The Parliamentary Assembly of the Council of Europe (PACE) adopted the resolution "The escalation of tensions around the Sea of Azov and the Kerch Strait and threats to European security,” Ukrinform reports.
In this resolution, PACE officially demands that Russia treats the captured sailors in compliance with the Geneva Convention on to the Treatment of Prisoners of War. "The Assembly urges Russia to immediately release the Ukrainian servicemen and ensure they are granted the necessary medical, legal and consular assistance in accordance with relevant provisions of international humanitarian law such as the Geneva Conventions,” the document reads.

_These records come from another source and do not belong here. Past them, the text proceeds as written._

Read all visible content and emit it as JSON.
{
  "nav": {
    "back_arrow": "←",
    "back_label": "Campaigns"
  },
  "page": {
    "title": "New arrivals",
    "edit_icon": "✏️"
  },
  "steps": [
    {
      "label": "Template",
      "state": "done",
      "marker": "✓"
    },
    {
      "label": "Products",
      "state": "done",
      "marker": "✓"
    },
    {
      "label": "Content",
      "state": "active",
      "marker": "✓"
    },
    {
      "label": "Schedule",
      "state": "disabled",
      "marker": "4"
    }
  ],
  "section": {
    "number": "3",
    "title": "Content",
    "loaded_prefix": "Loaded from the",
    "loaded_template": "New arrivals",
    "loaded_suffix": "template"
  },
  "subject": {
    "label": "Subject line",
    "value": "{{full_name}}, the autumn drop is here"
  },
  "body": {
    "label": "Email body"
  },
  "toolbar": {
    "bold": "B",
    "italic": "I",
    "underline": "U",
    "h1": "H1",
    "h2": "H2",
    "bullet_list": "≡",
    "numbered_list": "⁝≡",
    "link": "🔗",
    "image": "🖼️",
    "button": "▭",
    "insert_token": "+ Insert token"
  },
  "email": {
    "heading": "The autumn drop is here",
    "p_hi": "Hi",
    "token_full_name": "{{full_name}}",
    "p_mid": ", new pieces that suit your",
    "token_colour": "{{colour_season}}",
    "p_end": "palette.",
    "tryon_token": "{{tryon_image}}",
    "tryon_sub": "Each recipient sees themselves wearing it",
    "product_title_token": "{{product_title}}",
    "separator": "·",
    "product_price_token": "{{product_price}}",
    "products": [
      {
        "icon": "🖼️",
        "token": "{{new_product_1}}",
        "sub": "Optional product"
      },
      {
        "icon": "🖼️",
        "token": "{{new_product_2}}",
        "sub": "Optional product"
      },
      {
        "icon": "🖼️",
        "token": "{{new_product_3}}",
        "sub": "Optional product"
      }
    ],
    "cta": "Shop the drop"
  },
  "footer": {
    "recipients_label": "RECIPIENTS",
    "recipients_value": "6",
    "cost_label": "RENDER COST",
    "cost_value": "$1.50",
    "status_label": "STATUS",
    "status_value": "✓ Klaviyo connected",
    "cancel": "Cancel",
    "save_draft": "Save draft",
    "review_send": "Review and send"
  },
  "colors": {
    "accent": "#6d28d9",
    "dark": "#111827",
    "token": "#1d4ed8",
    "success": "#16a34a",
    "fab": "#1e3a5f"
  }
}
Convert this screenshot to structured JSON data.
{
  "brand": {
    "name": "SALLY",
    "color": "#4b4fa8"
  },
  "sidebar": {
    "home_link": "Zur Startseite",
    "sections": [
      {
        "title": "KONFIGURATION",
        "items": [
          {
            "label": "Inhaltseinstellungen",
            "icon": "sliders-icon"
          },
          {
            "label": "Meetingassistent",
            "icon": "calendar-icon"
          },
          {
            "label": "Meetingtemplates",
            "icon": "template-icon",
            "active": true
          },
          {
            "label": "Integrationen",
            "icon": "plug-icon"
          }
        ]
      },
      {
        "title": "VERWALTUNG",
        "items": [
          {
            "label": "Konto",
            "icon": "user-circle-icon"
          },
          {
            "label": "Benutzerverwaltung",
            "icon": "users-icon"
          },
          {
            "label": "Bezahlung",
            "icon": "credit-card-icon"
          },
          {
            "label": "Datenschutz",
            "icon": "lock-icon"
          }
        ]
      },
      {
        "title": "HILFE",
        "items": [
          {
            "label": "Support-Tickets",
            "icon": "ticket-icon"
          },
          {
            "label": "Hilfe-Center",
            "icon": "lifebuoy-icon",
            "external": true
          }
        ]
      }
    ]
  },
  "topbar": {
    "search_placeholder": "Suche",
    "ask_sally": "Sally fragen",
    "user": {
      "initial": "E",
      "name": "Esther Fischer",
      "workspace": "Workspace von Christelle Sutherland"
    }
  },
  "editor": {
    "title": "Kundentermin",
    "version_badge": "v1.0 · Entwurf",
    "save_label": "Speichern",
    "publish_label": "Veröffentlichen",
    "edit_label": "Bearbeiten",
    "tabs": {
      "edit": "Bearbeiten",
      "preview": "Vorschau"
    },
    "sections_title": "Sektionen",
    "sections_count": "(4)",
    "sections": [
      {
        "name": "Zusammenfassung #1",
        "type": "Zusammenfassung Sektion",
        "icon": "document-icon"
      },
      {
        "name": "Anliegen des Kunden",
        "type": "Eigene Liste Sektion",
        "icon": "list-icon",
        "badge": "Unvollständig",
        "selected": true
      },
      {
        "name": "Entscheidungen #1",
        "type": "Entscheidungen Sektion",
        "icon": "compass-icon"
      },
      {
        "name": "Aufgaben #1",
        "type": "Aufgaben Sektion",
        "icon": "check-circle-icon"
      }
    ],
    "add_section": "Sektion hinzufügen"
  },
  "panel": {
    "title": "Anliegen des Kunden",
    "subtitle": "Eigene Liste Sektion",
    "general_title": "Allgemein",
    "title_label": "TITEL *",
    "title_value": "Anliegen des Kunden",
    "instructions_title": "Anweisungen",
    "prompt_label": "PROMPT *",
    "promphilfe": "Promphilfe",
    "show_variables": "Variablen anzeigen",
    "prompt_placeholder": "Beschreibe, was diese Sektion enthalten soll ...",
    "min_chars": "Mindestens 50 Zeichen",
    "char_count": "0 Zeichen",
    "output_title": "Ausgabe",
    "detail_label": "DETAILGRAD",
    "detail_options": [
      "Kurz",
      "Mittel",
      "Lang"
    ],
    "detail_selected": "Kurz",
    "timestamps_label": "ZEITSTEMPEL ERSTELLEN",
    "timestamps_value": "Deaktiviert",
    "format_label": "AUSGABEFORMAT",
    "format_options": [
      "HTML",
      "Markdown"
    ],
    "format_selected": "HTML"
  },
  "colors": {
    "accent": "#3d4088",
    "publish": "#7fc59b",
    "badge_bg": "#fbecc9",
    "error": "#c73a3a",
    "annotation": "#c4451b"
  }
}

This is the first international document that officially recognizes the status of Ukrainian military sailors as prisoners of war and it urges Moscow to immediately release them. The resolution was supported by 103 delegates. 16 abstained and 3 were against it. PACE also urged Russia to ensure freedom of passage in the Sea of Azov and the Kerch Strait.
The Assembly also calls on the authorities of the Russian Federation and of Ukraine to “respect both the Treaty on the Use of the Sea of Azov and Kerch Strait and the agreed regulations for navigation through the Canal and refrain from any further steps that might aggravate the legal disputes between Ukraine and the Russian Federation, escalate the conflict and threaten security in the wider region.” It fully supports the efforts made through diplomatic channels and legal procedures of both sides concerned.
The resolution expresses great concern about Russia’s construction of the bridge over the Kerch Strait, which it considers illegal and another breach of Ukraine’s sovereignty. It is also concerned about Russia’s policy regarding the selective search of Ukrainian and international ships, which hinder navigation to and from the Sea of Azov.
The Assembly supports the proposal by the European Parliament that the mandate of the Special Monitoring Mission Ukraine of the Organization for Security and Cooperation in Europe (OSCE), which covers the entire territory of Ukraine, including maritime areas, should also cover the new area of tensions in and around the Sea of Azov.
PACE also supports the proposal made by Germany and France that third country observers monitor shipping traffic and guarantee freedom of navigation in the Kerch Strait.
On the morning of November 25, Ukraine informed the Russian port of its intention to transfer three ships through the Kerch Strait, as required by the Agreement on the joint use of the Azov Sea and Kerch Strait. However, at around 8:00 a.m., Russian ships carried out acts of provocation against the Ukrainian vessels, even ramming into the Yany Kapu tugboat.
Russia later accused the Ukrainian ships of illegally entering its territorial waters, claiming that they were “maneuvering dangerously” and “not complying with the legitimate demands of the Russian authorities”. Russia also physically blocked the Kerch Strait with a transport ship. The Ukrainian ships decided to return to Odessa, but they were chased and subsequently attacked by the Russian military. The Berdiansk and Nikopol boats were hit, and two crew members were wounded. All three of the ships were seized by Russia.
On November 28, the Kremlin-controlled court of Simferopol placed the Ukrainian sailors under 2 months of arrest – until January 25, 2019.